• **Problem statement**: Provide only the number of lines in the records where "image" appears.

• **The records**:

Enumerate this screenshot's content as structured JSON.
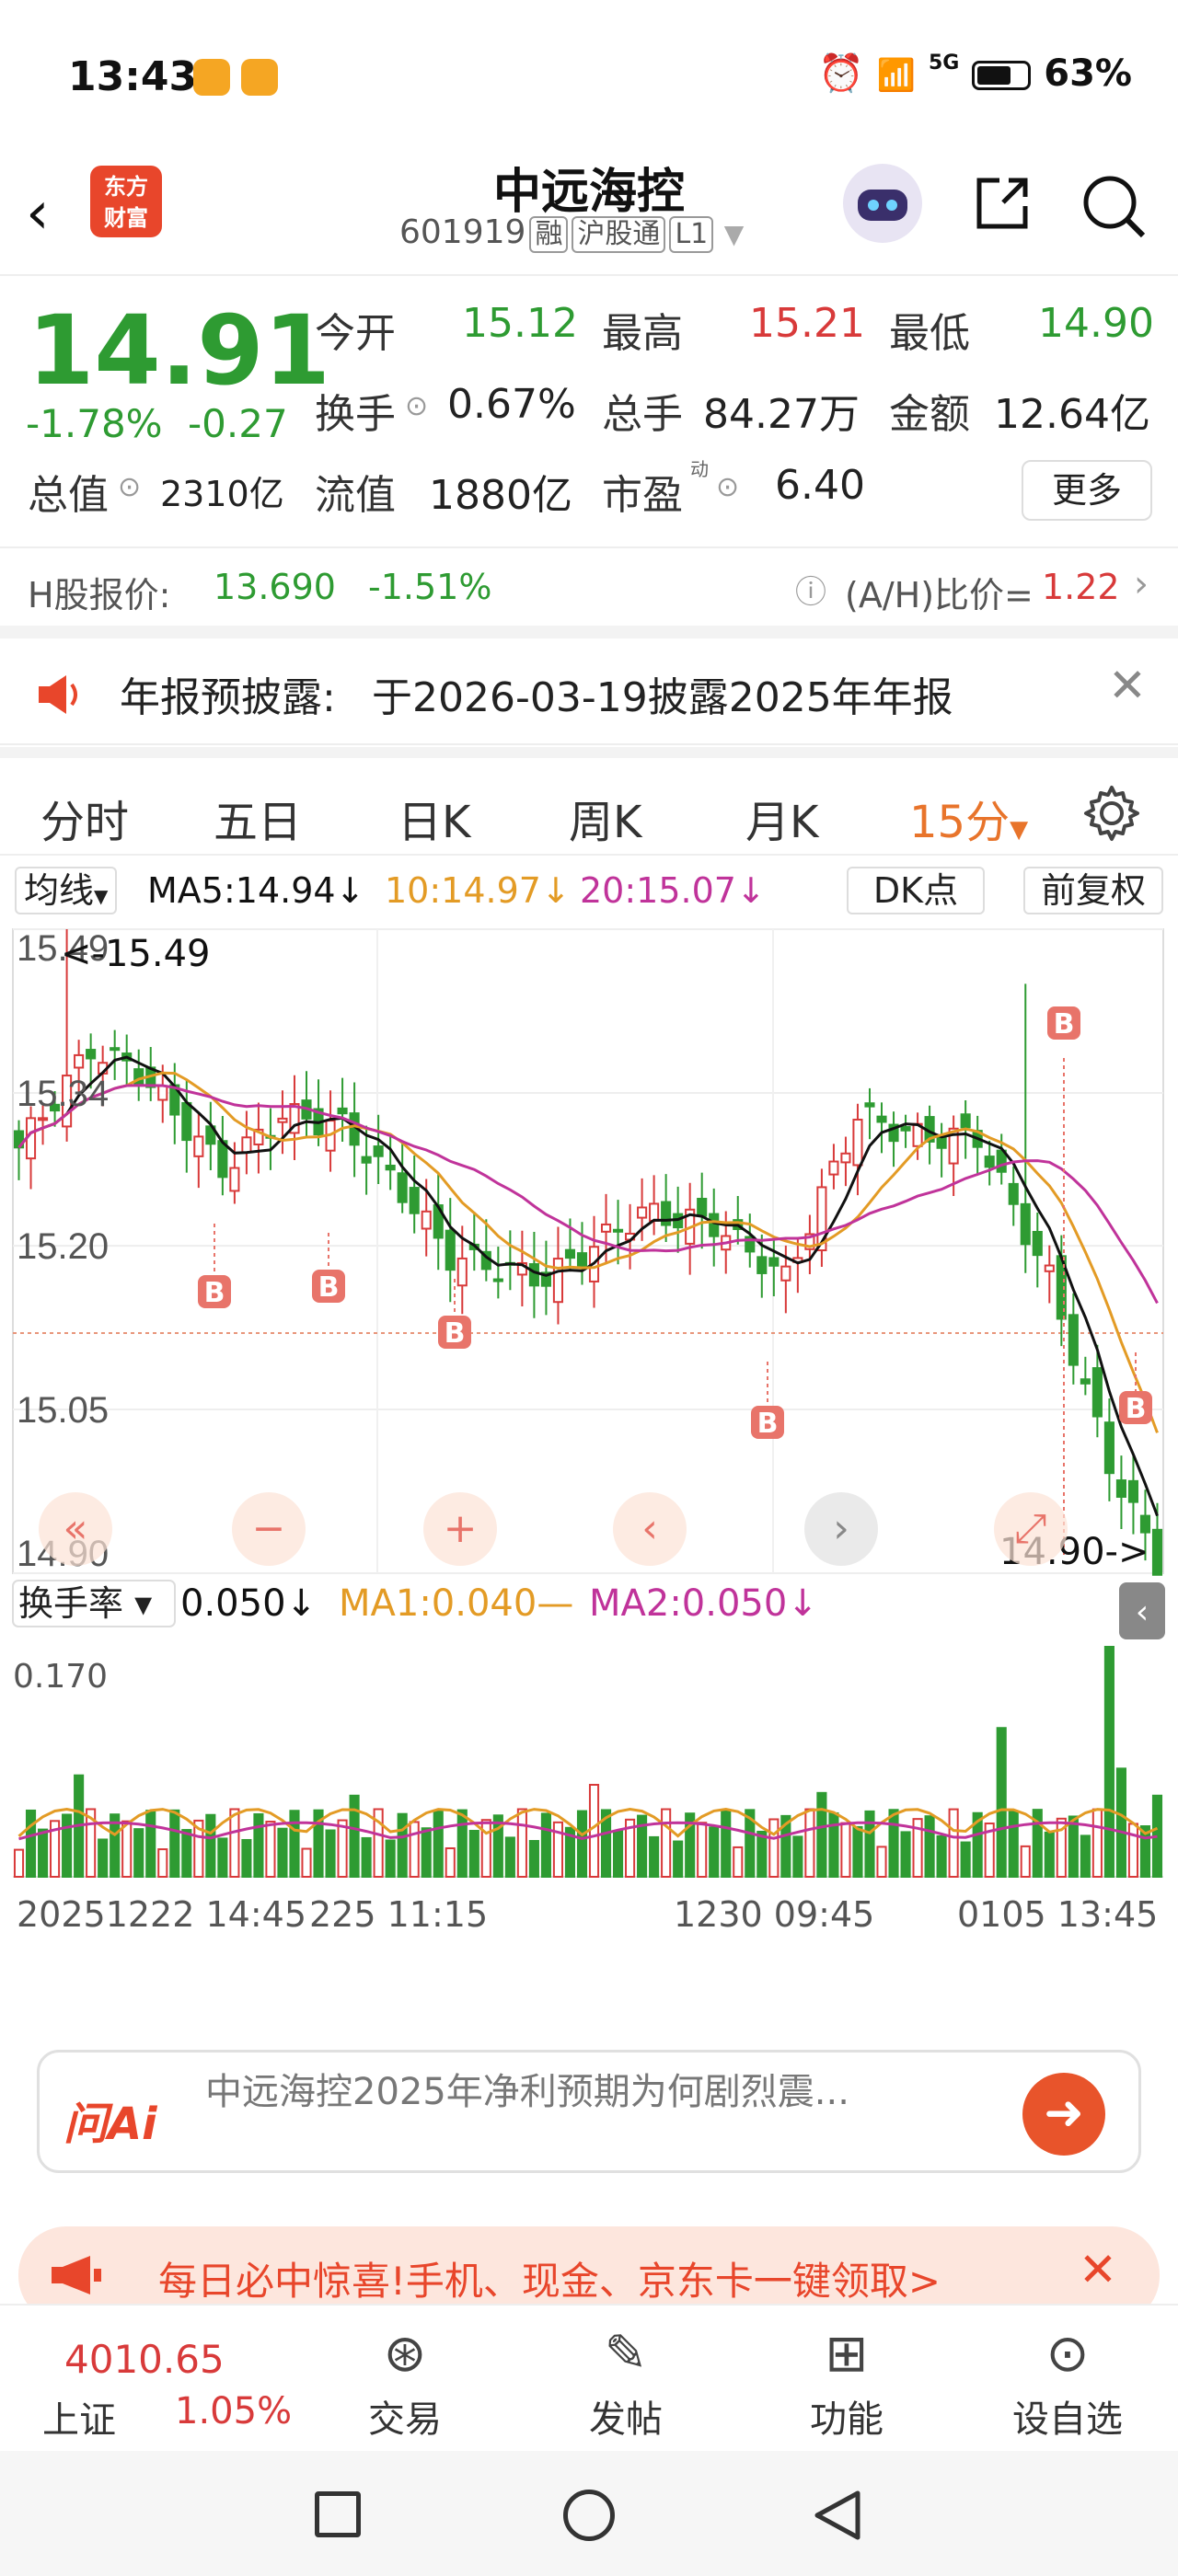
{
  "status": {
    "time": "13:43",
    "battery": "63%",
    "network": "5G"
  },
  "header": {
    "logo_text_1": "东方",
    "logo_text_2": "财富",
    "name": "中远海控",
    "code": "601919",
    "tags": [
      "融",
      "沪股通",
      "L1"
    ]
  },
  "quote": {
    "price": "14.91",
    "pct": "-1.78%",
    "chg": "-0.27",
    "open_label": "今开",
    "open": "15.12",
    "high_label": "最高",
    "high": "15.21",
    "low_label": "最低",
    "low": "14.90",
    "turnover_label": "换手",
    "turnover": "0.67%",
    "volume_label": "总手",
    "volume": "84.27万",
    "amount_label": "金额",
    "amount": "12.64亿",
    "mktcap_label": "总值",
    "mktcap": "2310亿",
    "float_label": "流值",
    "float": "1880亿",
    "pe_label": "市盈",
    "pe_sup": "动",
    "pe": "6.40",
    "more": "更多"
  },
  "hshare": {
    "label": "H股报价:",
    "price": "13.690",
    "pct": "-1.51%",
    "ratio_label": "(A/H)比价=",
    "ratio": "1.22"
  },
  "notice": {
    "title": "年报预披露:",
    "text": "于2026-03-19披露2025年年报"
  },
  "tabs": [
    "分时",
    "五日",
    "日K",
    "周K",
    "月K",
    "15分"
  ],
  "ma": {
    "type": "均线",
    "ma5": "MA5:14.94",
    "ma10": "10:14.97",
    "ma20": "20:15.07",
    "dk": "DK点",
    "fq": "前复权"
  },
  "chart_data": {
    "type": "candlestick",
    "price_axis": {
      "labels": [
        "15.49",
        "15.34",
        "15.20",
        "15.05",
        "14.90"
      ],
      "ylim": [
        14.9,
        15.49
      ]
    },
    "annotations": {
      "max": "<-15.49",
      "min": "14.90->",
      "buy_marker": "B"
    },
    "x_labels": [
      "20251222 14:45",
      "225 11:15",
      "1230 09:45",
      "0105 13:45"
    ],
    "volume": {
      "indicator": "换手率",
      "value": "0.050",
      "ma1": "MA1:0.040",
      "ma2": "MA2:0.050",
      "axis_max": "0.170"
    },
    "colors": {
      "up": "#d83a3a",
      "down": "#2e9b32",
      "ma5": "#111111",
      "ma10": "#e39b25",
      "ma20": "#c0339a"
    }
  },
  "ai": {
    "logo": "问Ai",
    "question": "中远海控2025年净利预期为何剧烈震..."
  },
  "promo": {
    "text": "每日必中惊喜!手机、现金、京东卡一键领取>"
  },
  "bottom": {
    "index_value": "4010.65",
    "index_name": "上证",
    "index_pct": "1.05%",
    "items": [
      "交易",
      "发帖",
      "功能",
      "设自选"
    ]
  }
}
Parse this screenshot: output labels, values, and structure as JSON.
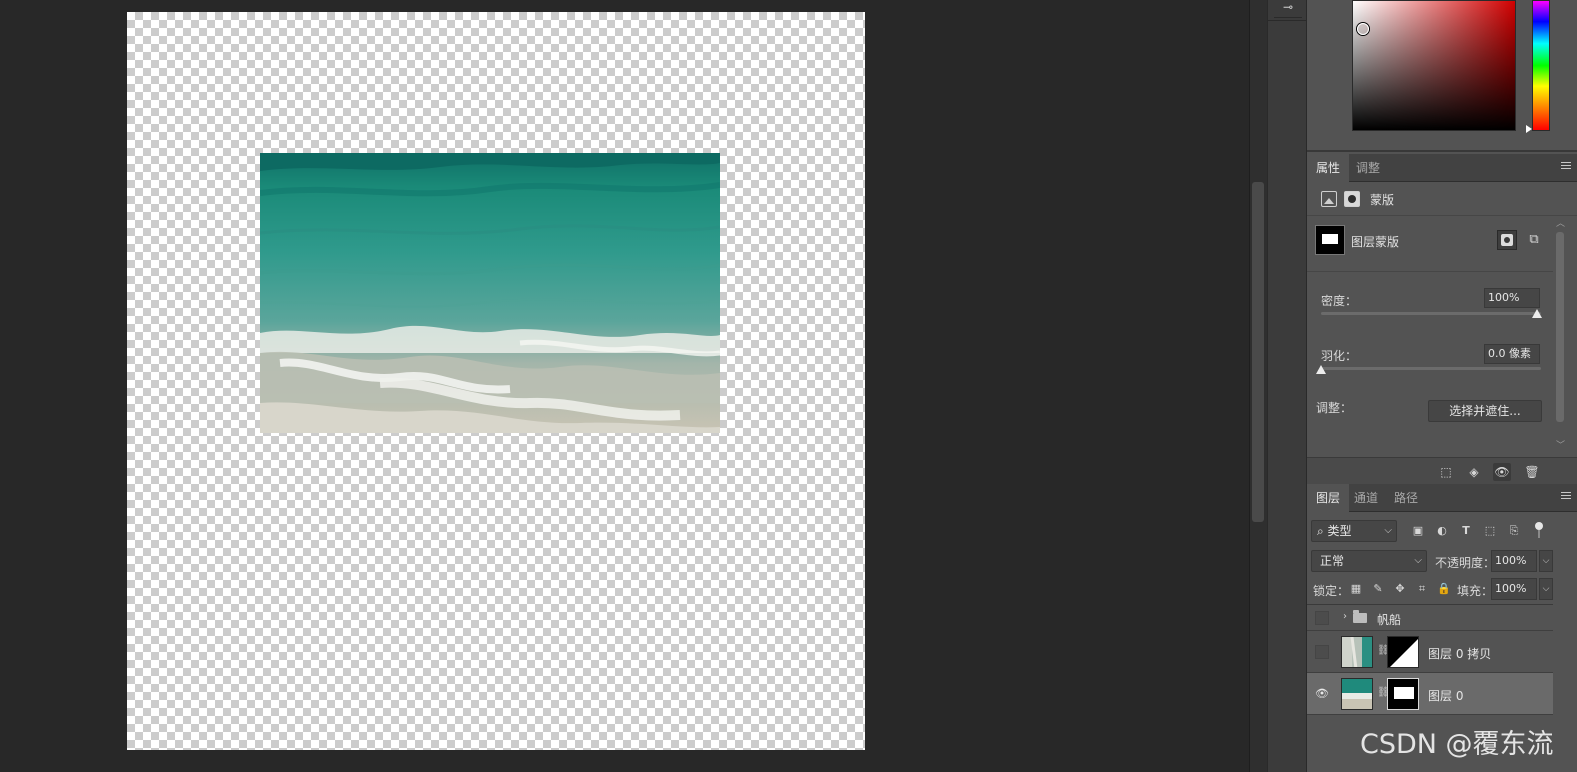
{
  "properties_panel": {
    "tabs": [
      {
        "label": "属性",
        "active": true
      },
      {
        "label": "调整",
        "active": false
      }
    ],
    "mode_label": "蒙版",
    "layer_mask_label": "图层蒙版",
    "density": {
      "label": "密度：",
      "value": "100%",
      "fraction": 1.0
    },
    "feather": {
      "label": "羽化：",
      "value": "0.0 像素",
      "fraction": 0.0
    },
    "refine": {
      "label": "调整：",
      "button_label": "选择并遮住..."
    }
  },
  "layers_panel": {
    "tabs": [
      {
        "label": "图层",
        "active": true
      },
      {
        "label": "通道",
        "active": false
      },
      {
        "label": "路径",
        "active": false
      }
    ],
    "filter_kind": "类型",
    "blend_mode": "正常",
    "opacity": {
      "label": "不透明度：",
      "value": "100%"
    },
    "lock_label": "锁定：",
    "fill": {
      "label": "填充：",
      "value": "100%"
    },
    "layers": [
      {
        "name": "帆船",
        "type": "group",
        "visible": false,
        "selected": false
      },
      {
        "name": "图层 0 拷贝",
        "type": "layer",
        "visible": false,
        "selected": false
      },
      {
        "name": "图层 0",
        "type": "layer",
        "visible": true,
        "selected": true
      }
    ]
  },
  "icons": {
    "dock_tool": "properties-slider-icon",
    "image_mode": "image-icon",
    "mask_mode": "mask-icon",
    "select_mask": "select-mask-icon",
    "add_vector_mask": "add-vector-mask-icon",
    "footer": [
      "load-selection-icon",
      "apply-mask-icon",
      "toggle-mask-visibility-icon",
      "delete-mask-icon"
    ],
    "filters": [
      "pixel-filter-icon",
      "adjustment-filter-icon",
      "type-filter-icon",
      "shape-filter-icon",
      "smart-object-filter-icon"
    ],
    "locks": [
      "lock-transparent-pixels-icon",
      "lock-image-pixels-icon",
      "lock-position-icon",
      "lock-artboard-icon",
      "lock-all-icon"
    ]
  },
  "colors": {
    "panel_bg": "#535353",
    "canvas_bg": "#282828",
    "selected_layer": "#6a6a6a",
    "foreground_hue": "#d10000",
    "ocean_teal": "#1e8a7e"
  },
  "watermark": "CSDN @覆东流"
}
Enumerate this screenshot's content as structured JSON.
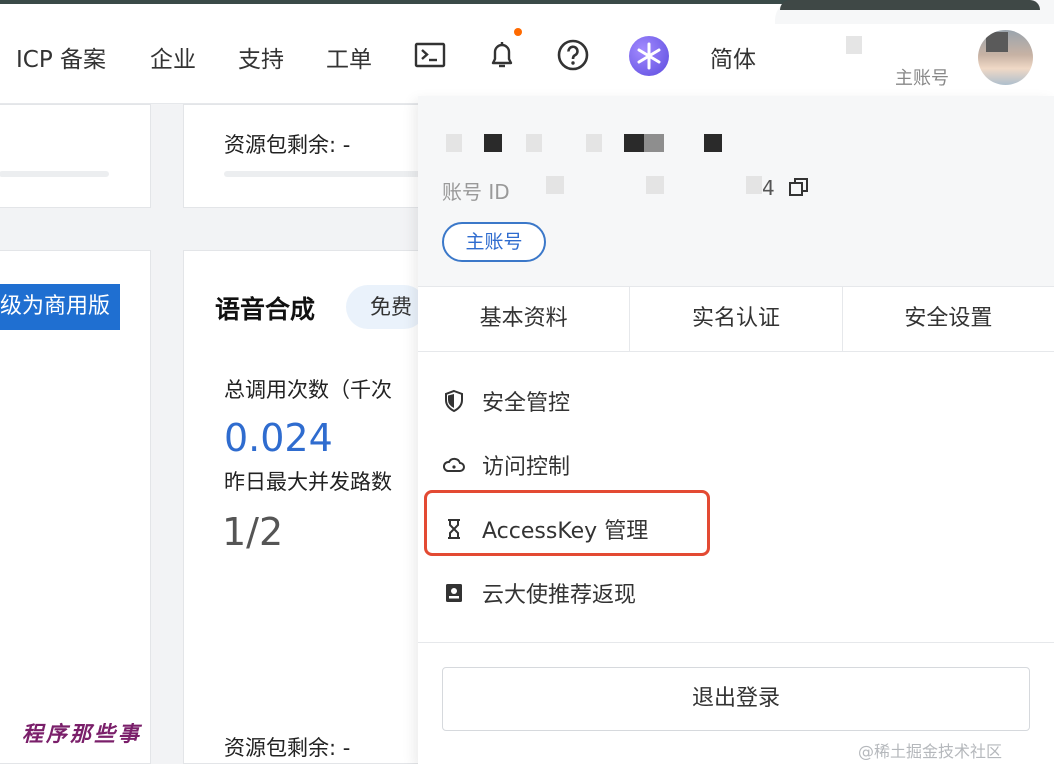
{
  "header": {
    "nav": [
      "ICP 备案",
      "企业",
      "支持",
      "工单"
    ],
    "icons": [
      "terminal-icon",
      "bell-icon",
      "help-icon",
      "brand-logo-icon"
    ],
    "language": "简体",
    "account_type": "主账号"
  },
  "cards": {
    "resource_remaining_top": "资源包剩余: -",
    "upgrade_button": "级为商用版",
    "section_title": "语音合成",
    "free_tag": "免费",
    "total_calls_label": "总调用次数（千次",
    "total_calls_value": "0.024",
    "max_concurrent_label": "昨日最大并发路数",
    "max_concurrent_value": "1/2",
    "resource_remaining_bottom": "资源包剩余: -"
  },
  "dropdown": {
    "account_id_label": "账号 ID",
    "account_id_suffix": "4",
    "account_tag": "主账号",
    "tabs": [
      "基本资料",
      "实名认证",
      "安全设置"
    ],
    "menu": [
      {
        "label": "安全管控",
        "icon": "shield-icon"
      },
      {
        "label": "访问控制",
        "icon": "cloud-icon"
      },
      {
        "label": "AccessKey 管理",
        "icon": "key-icon"
      },
      {
        "label": "云大使推荐返现",
        "icon": "id-card-icon"
      }
    ],
    "logout": "退出登录"
  },
  "watermarks": {
    "left": "程序那些事",
    "right": "@稀土掘金技术社区"
  },
  "colors": {
    "accent_blue": "#2f6ccf",
    "highlight_red": "#e34a33",
    "notification_orange": "#ff6a00"
  }
}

• **Expected output**: 2